The Louis Vuitton Pacific Series, beginning in Auckland tomorrow, has already marked a number of firsts for sailing, and that trend is continuing when it comes to the broadcast of the event.
Dunedin-based company Animation Research has undertaken a daring project that will see the two-week regatta broadcast entirely in a virtual format. It is believed to be a world first for a live sports broadcast.
Ian Taylor, who heads Animation Research, said the compressed timeframe in which the Louis Vuitton series was put together, and the expense of a traditional live broadcast, meant full television coverage was beyond TVNZ's reach.
"Because of costs it wasn't possible to have traditional live coverage like everyone was used to, TVNZ were only going to have a half an hour highlights package every night. So we just thought how else could we do it?" he said.

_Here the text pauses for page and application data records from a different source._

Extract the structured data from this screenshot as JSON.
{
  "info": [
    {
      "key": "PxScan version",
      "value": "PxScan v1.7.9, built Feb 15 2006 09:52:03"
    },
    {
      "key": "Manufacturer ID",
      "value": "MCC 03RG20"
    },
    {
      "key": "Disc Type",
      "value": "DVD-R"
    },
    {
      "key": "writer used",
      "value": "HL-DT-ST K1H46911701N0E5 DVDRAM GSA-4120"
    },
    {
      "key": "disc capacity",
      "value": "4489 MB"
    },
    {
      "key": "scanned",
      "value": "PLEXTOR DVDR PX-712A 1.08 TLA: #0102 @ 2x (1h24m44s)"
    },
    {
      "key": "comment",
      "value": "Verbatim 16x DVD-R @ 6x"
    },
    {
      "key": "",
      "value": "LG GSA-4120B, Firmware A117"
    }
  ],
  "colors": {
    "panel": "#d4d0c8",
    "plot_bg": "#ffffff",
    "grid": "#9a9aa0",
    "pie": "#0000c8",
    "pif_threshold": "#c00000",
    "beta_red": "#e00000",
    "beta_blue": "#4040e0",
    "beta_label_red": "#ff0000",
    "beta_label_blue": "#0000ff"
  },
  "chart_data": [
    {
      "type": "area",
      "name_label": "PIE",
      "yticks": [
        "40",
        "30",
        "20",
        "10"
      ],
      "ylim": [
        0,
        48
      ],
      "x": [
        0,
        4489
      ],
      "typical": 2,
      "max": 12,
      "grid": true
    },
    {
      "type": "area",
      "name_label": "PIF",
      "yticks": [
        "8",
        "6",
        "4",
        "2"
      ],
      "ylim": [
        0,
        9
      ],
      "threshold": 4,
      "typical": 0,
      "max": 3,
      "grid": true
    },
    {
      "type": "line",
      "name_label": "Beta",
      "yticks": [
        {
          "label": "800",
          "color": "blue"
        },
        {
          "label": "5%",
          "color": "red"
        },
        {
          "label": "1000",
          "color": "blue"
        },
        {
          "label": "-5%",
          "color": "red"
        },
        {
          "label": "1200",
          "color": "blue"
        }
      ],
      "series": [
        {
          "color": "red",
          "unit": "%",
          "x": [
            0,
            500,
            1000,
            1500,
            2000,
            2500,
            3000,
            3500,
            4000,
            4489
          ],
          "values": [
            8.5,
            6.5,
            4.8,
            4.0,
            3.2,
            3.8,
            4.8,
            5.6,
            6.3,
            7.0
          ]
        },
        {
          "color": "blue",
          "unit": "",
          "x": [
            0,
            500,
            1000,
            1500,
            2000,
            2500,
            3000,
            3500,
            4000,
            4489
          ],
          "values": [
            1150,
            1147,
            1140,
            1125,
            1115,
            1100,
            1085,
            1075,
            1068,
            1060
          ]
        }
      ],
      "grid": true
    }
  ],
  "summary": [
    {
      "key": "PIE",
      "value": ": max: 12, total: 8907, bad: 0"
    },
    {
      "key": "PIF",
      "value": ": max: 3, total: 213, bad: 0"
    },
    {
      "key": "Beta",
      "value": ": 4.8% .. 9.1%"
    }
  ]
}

Mr Taylor's company, which was responsible for developing the "virtual spectator" software used in previous America's Cup regattas, were already going to be providing live tracking of the boats for the event.
Mr Taylor believed they could extend on that platform to create a full race coverage using only computer graphics and brought his television production company, Taylormade, in on the act.
"We went to NZ On Air with an idea that we could make the first virtual OB [outside broadcast], that didn't have any cameras on it," said Mr Taylor.
With NZ On Air now looking to the internet as a legitimate platform, the original plan was for the broadcast to be streamed live on TVNZ's website. But once the coverage, which will be anchored by veteran broadcaster John McBeth, became available for the internet, TVNZ also decided to put it on one of their digital channels.
Of course, there are aspects of the event that the animation won't be able to capture.
Mr Taylor admits their virtual coverage could never fully replace the emotion of a live broadcast, but believes it will be a nifty substitute.
He said they have also managed to incorporate some "real coverage" of the event by utilising a live camera on top of North Head. They will also have access to helicopter cameras. Microphones on the race boats will capture the heat of battle.
"So from a totally virtual coverage we've gone back and had a look at what real coverage we can put in, which is the complete opposite of how it usually works which is 'here's all the real footage, now how do we use all the computer graphics?'," said Mr Taylor.
Having applied to NZ on Air for funding just before Christmas, the entire project has come together with incredible speed.
To make it all possible, two of the company's CGI artists - Ben Sharpe and Damon Smith - have been holed up in an apartment in the Viaduct Harbour for the past week rebuilding Auckland City and its surrounds in 3D.
The pair have managed to incorporate incredible detailing into the animation to the point where Mr Taylor believes they've "out-googled Google". He said their work could be used for future city planning and infrastructure and for this reason the Auckland City Council has been prepared to contribute to some of the costs of the project.
"In the space of this little time, we may just have been able to use that to kick off something that is much, much bigger for Auckland and New Zealand. It's a reason to look at three-dimensional data for planning and infrastructure and all that," said Mr Taylor.